╭──

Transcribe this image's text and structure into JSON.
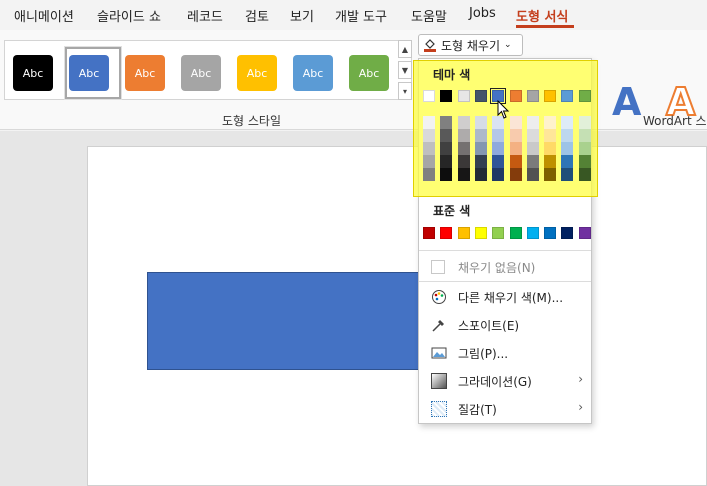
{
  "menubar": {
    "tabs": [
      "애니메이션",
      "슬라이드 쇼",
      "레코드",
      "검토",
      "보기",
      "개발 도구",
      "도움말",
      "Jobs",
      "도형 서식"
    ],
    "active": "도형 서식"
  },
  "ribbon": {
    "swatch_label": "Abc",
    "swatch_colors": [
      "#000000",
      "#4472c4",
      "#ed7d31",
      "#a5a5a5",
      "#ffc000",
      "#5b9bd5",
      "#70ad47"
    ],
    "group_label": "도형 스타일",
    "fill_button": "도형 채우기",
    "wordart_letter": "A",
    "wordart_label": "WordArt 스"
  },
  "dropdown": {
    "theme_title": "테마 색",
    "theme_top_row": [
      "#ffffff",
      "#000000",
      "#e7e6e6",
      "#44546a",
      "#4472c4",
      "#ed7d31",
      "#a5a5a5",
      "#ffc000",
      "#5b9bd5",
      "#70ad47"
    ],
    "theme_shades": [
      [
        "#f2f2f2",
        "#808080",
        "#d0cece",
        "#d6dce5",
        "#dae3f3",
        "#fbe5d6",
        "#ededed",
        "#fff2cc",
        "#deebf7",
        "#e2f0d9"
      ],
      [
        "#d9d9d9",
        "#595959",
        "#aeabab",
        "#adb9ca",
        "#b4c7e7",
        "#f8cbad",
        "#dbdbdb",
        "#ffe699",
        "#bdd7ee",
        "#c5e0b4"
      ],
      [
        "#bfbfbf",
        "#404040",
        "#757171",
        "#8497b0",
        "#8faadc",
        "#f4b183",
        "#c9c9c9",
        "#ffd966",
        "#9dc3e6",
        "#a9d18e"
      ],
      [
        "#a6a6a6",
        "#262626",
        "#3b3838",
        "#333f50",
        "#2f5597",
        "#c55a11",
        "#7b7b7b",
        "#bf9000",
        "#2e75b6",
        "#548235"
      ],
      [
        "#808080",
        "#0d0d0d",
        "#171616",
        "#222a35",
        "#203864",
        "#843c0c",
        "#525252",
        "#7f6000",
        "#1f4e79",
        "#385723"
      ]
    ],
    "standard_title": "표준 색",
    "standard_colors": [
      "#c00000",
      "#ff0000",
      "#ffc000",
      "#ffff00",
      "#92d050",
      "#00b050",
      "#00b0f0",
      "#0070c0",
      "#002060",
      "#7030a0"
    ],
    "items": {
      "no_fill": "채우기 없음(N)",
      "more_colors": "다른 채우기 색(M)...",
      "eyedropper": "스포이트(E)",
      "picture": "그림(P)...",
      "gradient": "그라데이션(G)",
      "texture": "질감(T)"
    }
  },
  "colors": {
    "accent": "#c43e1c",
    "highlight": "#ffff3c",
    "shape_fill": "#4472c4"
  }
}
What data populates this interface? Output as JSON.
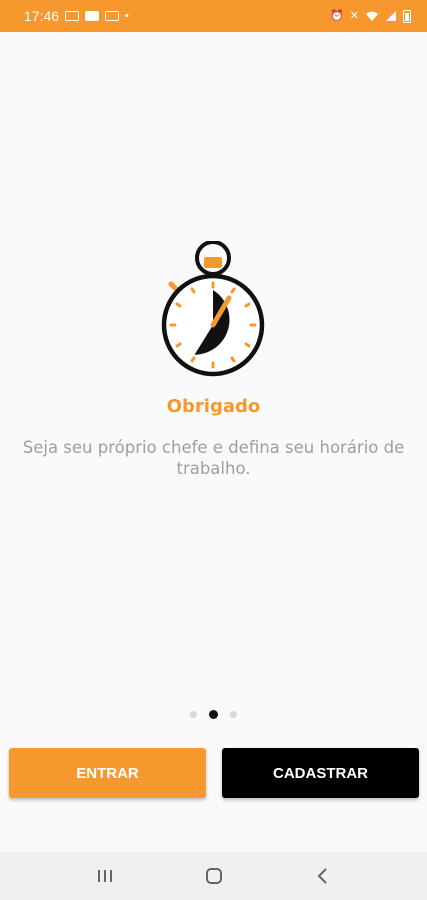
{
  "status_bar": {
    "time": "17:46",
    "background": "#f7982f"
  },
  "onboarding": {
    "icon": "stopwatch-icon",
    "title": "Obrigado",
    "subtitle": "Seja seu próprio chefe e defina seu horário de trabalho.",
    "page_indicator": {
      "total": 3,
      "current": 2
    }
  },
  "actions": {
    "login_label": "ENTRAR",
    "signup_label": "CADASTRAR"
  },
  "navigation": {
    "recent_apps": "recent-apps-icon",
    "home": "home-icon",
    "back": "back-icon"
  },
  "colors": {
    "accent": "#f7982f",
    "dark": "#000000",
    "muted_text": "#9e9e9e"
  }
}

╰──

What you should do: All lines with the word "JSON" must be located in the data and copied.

Your response:
Transcribe this image's text and structure into JSON.
What data populates this interface? Output as JSON.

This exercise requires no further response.